On October 1, we held our second “The Changing Lawyer LIVE” conference, during which Litera announced the winners of our third annual The Changing Lawyer Awards. Each winner appeared on Litera TV in October to share insights into their work:

Evan Shenkman, Senior Director of Knowledge Management at Fisher & Phillips, won Legal Innovator of the Year for his work deploying key knowledge management resources as the pandemic set in. As clients faced “a thicket of things to worry about,” Shenkman and his team created resources such as exemplars, templates, and forms addressing Covid-19 issues. They also created a litigation tracker that went viral and became the #1 Google hit for “Covid-19 employment litigation.” Internally, they created Sharepoint sites and Teams channels for various Covid-19-related task forces, as well as smartsheets for critically important – but changing daily – 50 state surveys, such as for unemployment laws.
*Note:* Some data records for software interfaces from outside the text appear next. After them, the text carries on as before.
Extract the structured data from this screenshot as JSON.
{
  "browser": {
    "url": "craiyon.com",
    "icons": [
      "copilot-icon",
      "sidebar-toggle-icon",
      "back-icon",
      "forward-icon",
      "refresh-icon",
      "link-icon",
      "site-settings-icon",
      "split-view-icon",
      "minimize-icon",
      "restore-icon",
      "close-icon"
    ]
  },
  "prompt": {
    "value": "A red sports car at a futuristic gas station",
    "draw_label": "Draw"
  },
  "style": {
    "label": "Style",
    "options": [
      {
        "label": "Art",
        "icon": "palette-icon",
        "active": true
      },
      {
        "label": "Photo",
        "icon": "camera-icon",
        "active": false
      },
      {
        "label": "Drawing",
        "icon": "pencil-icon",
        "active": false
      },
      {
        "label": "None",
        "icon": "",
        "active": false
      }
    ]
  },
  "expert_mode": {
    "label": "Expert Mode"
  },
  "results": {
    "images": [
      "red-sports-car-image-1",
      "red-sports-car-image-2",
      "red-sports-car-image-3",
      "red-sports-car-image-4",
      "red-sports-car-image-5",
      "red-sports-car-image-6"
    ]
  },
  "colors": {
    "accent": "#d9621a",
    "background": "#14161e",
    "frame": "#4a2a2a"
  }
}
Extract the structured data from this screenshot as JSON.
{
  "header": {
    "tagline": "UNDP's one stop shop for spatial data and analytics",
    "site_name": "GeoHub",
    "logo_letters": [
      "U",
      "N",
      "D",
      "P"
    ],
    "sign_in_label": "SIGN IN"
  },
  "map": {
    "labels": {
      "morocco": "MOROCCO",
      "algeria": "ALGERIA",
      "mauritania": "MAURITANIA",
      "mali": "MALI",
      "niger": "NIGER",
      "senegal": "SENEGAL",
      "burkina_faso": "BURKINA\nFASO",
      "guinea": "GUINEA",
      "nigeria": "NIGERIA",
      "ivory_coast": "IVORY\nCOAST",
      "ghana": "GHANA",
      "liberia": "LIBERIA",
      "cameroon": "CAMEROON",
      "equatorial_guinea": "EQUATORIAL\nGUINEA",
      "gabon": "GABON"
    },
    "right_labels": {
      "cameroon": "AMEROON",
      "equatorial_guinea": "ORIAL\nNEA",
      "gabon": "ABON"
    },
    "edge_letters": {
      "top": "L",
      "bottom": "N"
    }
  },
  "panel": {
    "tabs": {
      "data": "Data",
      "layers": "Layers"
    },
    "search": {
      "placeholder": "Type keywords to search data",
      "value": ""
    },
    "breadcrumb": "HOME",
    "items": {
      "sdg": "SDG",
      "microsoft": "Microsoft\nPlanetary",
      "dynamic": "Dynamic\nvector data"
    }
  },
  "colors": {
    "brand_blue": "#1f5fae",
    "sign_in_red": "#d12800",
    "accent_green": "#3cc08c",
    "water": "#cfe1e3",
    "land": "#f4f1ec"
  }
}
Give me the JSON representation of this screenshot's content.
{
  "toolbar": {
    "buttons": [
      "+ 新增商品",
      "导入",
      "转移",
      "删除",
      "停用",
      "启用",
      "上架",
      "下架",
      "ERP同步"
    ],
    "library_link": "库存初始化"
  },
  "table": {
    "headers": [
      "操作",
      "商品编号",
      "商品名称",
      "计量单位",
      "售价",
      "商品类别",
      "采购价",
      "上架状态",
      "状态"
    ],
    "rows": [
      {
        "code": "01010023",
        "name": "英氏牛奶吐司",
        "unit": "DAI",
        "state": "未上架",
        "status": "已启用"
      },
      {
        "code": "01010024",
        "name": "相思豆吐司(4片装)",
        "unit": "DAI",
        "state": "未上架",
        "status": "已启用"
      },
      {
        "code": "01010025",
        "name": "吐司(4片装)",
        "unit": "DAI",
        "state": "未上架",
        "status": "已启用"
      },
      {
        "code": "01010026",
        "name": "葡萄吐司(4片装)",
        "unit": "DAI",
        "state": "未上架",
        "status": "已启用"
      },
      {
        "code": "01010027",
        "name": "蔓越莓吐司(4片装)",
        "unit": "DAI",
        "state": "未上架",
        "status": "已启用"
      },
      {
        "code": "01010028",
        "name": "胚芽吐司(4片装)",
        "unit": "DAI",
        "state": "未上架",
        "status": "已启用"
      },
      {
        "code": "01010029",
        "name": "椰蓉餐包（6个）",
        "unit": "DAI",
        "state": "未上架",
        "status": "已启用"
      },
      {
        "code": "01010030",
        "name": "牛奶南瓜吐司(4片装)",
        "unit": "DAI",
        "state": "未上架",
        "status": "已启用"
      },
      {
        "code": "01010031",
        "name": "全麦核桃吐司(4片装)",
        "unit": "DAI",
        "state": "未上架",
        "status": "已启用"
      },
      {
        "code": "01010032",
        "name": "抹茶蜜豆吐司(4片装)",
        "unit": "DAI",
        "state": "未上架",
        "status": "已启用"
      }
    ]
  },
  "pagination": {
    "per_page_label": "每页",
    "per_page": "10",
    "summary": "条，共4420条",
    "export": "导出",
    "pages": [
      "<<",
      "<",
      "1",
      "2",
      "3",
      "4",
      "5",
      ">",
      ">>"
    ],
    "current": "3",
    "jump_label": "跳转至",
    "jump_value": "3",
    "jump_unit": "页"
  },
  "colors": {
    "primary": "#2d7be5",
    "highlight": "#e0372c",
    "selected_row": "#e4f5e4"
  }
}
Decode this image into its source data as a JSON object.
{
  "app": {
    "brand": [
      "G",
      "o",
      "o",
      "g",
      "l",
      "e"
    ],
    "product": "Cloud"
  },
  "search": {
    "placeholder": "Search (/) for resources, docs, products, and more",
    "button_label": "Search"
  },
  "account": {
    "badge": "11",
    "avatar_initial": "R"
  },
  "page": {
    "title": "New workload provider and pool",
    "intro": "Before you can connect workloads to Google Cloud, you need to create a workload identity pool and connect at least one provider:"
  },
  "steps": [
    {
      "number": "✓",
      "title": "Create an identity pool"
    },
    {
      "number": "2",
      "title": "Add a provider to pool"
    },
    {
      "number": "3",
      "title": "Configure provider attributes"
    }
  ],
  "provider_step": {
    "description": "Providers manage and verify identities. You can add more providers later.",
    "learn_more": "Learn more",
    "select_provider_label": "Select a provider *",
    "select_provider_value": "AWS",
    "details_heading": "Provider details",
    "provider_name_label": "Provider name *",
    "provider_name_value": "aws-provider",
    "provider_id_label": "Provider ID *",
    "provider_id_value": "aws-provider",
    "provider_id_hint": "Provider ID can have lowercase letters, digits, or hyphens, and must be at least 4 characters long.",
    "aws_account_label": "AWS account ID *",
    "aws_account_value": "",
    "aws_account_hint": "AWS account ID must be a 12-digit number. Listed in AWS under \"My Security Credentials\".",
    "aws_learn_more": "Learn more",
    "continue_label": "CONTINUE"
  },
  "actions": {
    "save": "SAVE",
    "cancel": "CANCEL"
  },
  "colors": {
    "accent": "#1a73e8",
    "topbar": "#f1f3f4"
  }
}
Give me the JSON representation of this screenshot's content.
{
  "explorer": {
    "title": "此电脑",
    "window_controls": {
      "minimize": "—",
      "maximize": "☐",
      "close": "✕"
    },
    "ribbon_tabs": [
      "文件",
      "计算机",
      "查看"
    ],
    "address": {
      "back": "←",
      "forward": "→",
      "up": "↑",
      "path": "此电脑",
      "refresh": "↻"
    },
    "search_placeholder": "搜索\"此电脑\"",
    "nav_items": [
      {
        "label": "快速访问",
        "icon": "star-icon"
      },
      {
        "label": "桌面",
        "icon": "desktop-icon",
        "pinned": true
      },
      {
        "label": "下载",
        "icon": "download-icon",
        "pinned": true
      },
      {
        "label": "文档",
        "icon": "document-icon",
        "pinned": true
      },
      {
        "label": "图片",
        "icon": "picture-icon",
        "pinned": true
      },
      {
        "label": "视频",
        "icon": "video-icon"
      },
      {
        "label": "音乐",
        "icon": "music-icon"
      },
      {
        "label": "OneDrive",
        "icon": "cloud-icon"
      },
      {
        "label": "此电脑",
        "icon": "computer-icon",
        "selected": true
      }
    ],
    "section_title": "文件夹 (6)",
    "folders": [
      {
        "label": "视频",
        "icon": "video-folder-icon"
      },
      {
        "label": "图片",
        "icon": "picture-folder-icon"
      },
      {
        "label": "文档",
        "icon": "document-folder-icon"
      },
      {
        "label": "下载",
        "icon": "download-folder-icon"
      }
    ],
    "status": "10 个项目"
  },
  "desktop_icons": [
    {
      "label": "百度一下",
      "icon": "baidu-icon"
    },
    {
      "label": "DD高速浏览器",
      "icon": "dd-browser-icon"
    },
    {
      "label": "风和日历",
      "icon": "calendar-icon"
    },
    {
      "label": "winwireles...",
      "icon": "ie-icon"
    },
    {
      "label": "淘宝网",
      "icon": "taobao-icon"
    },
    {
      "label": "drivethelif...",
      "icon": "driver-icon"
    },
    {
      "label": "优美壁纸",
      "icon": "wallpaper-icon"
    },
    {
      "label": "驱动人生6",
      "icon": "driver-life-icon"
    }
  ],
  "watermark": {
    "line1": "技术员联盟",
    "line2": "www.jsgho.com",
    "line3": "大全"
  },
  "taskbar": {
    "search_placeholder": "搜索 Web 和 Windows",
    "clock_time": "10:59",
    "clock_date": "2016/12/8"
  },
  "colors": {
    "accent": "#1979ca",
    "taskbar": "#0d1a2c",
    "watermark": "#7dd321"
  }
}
Shenkman’s team’s efforts “immediately put KM on the map at our firm.” You can learn more about our Legal Innovator of the Year and his current initiatives by watching Shenkman’s One-on-One interview on Litera TV, here.

K&L Gates won Law Firm of the Year for the firm’s work cultivating innovation across the firm and encouraging collaboration among lawyers and allied professionals. For example, the firm’s IDEA (which stands for Innovate, Design, Experiment, Act) Group drives innovation with a focus on four central themes: people, legal project management, client and business development, and technology. The firm’s ability to innovate is strengthened by its focus on change management and training: “We have certified change management professionals. We have training professionals. We have business analysts. We’re all about defining the real problem and then applying a real-world solution,” explained the Director of K&L Gates’ Business Transformation Office, Melissa Speidel. The culture at K&L Gates ultimately enabled the firm to be “more flexible, more nimble” as the challenges of the pandemic set in, according to its CIO, Bart Gabler. You can learn more about our Law Firm of the Year by watching the Law Insights with Bob Ambrogi, with guests Bart Gabler (CIO), Melissa Speidel (Director, Business Transformation Office), and Julie Anne Halter (Partner and e-DAT Practice Group Coordinator and the Chair of the IDEA Group), on Litera TV, here.

Digitory Legal won Disruptor of the Year for the startup’s work using granular time entry data to better understand how law firms allocate work by gender and race. The founder, Catherine Krow, explained, “if you really want to fix issues around diversity and inclusion, you gotta start with who gets the career advancing work.” Anecdotally, Krow explained that project management is often allocated to attorneys who aren’t trained for it, usually to women, which contributes to the phenomenon of more women being service partners and, in times of stress on the industry, being seen as less valuable. Digitory Legal uses expert systems and time narratives to analyze timekeeping data. They don’t rely on lawyer coding “because it’s wrong,” according to Krow. Digitory Legal also uses its analyses to help firms allocate time according to budget and surface scope changes. You can learn more about our Disruptor of the Year by watching my interview with her on The Changing Normal on Litera TV, here.

John Alber, a Futurist at ILTA, won the Lifetime Achievement Award for his 46 years in the industry, including over 16 years of groundbreaking work as Bryan Cave’s Strategic Innovation Partner. Alber plans to wrap up his involvement in law at the end of 2020. Alber’s move into innovation and knowledge management (a term he hates) was inspired by his time as a client: “It made me want to change how lawyers do things.” He’s a longtime advocate of design thinking and listening “to the needs that your clients are expressing, not necessarily in words.” During his time at Bryan Cave, he was particularly proud of the teams they developed, including Practice Economics Consulting, Client Technology, and the Accelerated Review Team. Reflecting on his career, he described the biggest challenge facing the industry as “meeting the needs of the legal marketplace.” As Alber put it, “most of the people who need access to our justice system don’t have it. And it’s a growing problem rather than a diminishing problem, despite all our efforts.” Learn more about our Lifetime Achievement Award Winner by watching my One-on-One interview with him on Litera TV, here.

Congratulations to all of our 2020 The Changing Lawyer Award Winners and thank you to our judges, Jeffrey Brandt, Caroline Hill, Joy Heath Rush, Bob Ambrogi, and Avaneesh Marwaha.